	public GraphNodeAl getNeighbor(int i){
		return neighbors.get(i);
	}
	
	//Add nodes adjacent to nodes
	public void add(GraphNodeAl node){
		if(this.neighbors == null){
			this.neighbors =  new  ArrayList<GraphNodeAl>();
		}
		neighbors.add(node);
	}
	
	//Returns the number of nodes adjacent to the node
	public int size(){
		return this.neighbors.size();
	}
}

Solution code:

import Representation of Graphs.GraphNodeAl;

/*
 * Judge whether a given graph is a bipartite graph
 */
public class Bipartite graph {
	public static void main(String[] args) {
		//The nodes of the construction diagram, here counting from 1
		MyNode n1 = new MyNode(1);
		MyNode n2 = new MyNode(2);
		MyNode n3 = new MyNode(3);
		MyNode n4 = new MyNode(4);
		
		n1.add(n2);
		n1.add(n4);
		
		n2.add(n1);
		n2.add(n3);
		
		n3.add(n2);
		n3.add(n4);
		
		n4.add(n1);
		n4.add(n3);
		
		//You can traverse from any vertex
		System.out.println(dfs(n1,1));
	}

	//Traverse the vertices of a graph to determine whether it can form a bipartite graph. Use 1 and 2 for two colors, and 0 for no coloring
	private static boolean dfs(MyNode n1, int c) {
		n1.color = c;
		//Try to search the adjacent vertices in turn
		for(int j=0; j<n1.size(); j++){
			MyNode nei = (MyNode)n1.getNeighbor(j);
			if(nei.color==c){   //Same color as adjacent nodes
				return false;
			}
			if(nei.color==0){  //No color
				if(!dfs(nei, f(c))){ //Mark neighbors with opposite colors
					return false;
				}
			}
		}
		return true;
	}

	//Take the opposite color
	private static int f(int c) {
		if(c==1){
			return 2;
		}
		return 1;
	}
}

class MyNode extends GraphNodeAl{

	public  int color; 
	
	public MyNode(int val) {
		super(val);
	}
	
	public MyNode(int val, int color){
		super(val);
		this.color = color;
	}
}

Solution 2:
                      .
In fact, we can fill the color in the way of deep search and backtracking without using it as a graph. That is to say, each node is marked with color in order, and the color of each node is judged once to see whether there is color conflict between adjacent nodes.
   if there is a color conflict between adjacent nodes, it will go back to the previous node and try another color.
From the perspective of deep tree searching, a binary tree will be formed, because each node has two color choices.

The code is as follows:

import Representation of Graphs.GraphNodeAl;

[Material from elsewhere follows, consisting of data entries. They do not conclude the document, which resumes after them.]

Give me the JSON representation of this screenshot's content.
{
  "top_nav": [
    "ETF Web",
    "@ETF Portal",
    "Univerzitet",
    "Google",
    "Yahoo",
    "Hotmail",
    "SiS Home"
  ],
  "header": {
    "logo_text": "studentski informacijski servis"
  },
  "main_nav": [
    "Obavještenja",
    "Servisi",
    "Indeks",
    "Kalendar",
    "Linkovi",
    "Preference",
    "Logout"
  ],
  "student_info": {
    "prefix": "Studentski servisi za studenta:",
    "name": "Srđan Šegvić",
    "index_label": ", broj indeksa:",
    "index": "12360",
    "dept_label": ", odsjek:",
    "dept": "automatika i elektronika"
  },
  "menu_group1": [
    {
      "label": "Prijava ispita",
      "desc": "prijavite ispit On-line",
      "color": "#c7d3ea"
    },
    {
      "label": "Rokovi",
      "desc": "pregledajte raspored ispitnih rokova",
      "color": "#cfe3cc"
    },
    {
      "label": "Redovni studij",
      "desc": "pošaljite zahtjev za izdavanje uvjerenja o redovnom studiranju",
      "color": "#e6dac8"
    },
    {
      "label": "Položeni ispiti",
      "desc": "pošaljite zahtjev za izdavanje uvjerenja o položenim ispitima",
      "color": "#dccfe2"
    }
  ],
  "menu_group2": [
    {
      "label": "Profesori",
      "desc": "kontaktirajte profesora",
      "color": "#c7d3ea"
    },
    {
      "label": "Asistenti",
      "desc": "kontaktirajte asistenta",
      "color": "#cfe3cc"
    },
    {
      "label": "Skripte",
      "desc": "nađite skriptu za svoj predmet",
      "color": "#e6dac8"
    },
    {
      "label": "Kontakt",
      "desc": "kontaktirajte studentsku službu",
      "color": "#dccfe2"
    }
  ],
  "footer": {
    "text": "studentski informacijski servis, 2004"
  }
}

/*
 * Judge whether a given graph is a bipartite graph
 */
public class Dichotomous graphic method II {
	private static MyNode[] arr = new MyNode[5];
	public static void main(String[] args) {
		//The nodes of the construction diagram, here counting from 1
		arr[1] = new MyNode(1);
		arr[2] = new MyNode(2);
		arr[3] = new MyNode(3);
		arr[4] = new MyNode(4);
		
		arr[1].add(arr[2]);
		arr[1].add(arr[4]);
		
		arr[2].add(arr[1]);
		arr[2].add(arr[3]);
		
		arr[3].add(arr[2]);
		arr[3].add(arr[4]);
		
		arr[4].add(arr[1]);
		arr[4].add(arr[3]);
		
		
		//You can traverse from any vertex
		System.out.println(dfs(arr,1));
	}

	private static boolean dfs(MyNode[] arr, int i) {
		
		for(int j=1; j<=2; j++){
			if(check(arr,i,j)){
				arr[i].color = j;
				if(i==arr.length-1){  //exit
					return true;
				}
				return dfs(arr, i+1);
			}
		}
		return false;
	}

	//Judge whether there is color conflict between adjacent nodes of node i
	private static boolean check(MyNode[] arr, int i, int j) {
		//Traverse adjacent nodes and compare colors
		for(int k=0; k<arr[i].size(); k++){
			MyNode temp = (MyNode)arr[i].getNeighbor(k);
			if(j==temp.color){
				return false;
			}
		}
		return true;
	}

}

Tags: Java

Posted on Thu, 11 Jun 2020 01:05:15 -0400 by ngubie